REQUIRED ACTION: Report every line of the records beneath this task that holds the string "screenshot".

[[ MATERIAL SUPPLIED open ]]

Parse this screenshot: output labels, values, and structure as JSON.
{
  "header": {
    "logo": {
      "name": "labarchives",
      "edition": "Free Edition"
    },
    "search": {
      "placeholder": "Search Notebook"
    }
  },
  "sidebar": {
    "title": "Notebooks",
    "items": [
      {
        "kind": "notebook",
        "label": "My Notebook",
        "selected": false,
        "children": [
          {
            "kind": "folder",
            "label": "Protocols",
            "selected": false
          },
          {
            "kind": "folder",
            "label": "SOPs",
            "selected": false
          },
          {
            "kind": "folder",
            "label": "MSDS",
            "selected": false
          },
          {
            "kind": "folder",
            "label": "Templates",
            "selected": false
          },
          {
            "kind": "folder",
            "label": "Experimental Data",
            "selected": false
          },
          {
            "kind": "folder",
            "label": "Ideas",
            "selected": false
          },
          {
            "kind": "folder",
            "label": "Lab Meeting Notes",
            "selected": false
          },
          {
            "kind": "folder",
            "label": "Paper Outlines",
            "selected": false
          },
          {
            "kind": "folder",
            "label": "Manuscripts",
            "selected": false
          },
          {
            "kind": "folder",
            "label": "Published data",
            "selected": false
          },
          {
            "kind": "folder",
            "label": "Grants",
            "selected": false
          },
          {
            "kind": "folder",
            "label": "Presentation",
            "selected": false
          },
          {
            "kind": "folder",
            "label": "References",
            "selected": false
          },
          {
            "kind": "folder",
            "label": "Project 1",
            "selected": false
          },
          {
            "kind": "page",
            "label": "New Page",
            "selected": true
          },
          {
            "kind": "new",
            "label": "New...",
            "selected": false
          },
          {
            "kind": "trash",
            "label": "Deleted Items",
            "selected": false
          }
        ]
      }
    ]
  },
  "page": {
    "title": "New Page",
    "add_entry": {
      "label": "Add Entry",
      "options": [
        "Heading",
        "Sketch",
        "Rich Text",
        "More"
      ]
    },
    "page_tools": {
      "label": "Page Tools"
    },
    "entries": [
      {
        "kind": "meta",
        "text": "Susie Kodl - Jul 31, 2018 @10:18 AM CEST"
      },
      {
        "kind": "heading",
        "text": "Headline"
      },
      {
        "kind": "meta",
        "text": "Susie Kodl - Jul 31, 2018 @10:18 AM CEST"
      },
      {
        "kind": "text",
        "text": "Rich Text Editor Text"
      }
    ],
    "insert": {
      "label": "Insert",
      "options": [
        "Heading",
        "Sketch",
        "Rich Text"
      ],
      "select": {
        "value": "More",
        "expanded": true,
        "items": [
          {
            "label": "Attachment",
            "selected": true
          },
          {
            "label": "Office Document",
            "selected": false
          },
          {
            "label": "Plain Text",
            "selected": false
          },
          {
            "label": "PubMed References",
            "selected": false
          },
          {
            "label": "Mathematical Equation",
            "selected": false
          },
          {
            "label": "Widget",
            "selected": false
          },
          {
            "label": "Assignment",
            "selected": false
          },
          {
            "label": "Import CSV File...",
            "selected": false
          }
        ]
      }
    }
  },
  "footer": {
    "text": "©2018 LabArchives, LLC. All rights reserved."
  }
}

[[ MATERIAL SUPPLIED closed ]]
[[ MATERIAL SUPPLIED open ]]

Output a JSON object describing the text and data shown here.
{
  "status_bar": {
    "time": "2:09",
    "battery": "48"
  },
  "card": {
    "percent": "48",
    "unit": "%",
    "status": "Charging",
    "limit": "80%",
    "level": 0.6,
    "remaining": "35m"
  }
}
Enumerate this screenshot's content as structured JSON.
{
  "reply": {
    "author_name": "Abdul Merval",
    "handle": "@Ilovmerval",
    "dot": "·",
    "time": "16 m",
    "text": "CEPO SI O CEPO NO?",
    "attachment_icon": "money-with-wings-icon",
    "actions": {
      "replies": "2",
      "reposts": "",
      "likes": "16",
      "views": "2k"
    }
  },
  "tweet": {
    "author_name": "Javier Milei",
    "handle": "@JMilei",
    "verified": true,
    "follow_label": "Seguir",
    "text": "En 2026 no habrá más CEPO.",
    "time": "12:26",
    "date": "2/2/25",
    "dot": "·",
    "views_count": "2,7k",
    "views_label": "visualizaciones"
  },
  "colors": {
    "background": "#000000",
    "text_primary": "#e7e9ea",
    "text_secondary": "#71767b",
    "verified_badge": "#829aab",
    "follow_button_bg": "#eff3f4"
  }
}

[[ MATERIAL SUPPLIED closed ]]

FINAL ANSWER:
Parse this screenshot: output labels, values, and structure as JSON.
Enumerate this screenshot's content as structured JSON.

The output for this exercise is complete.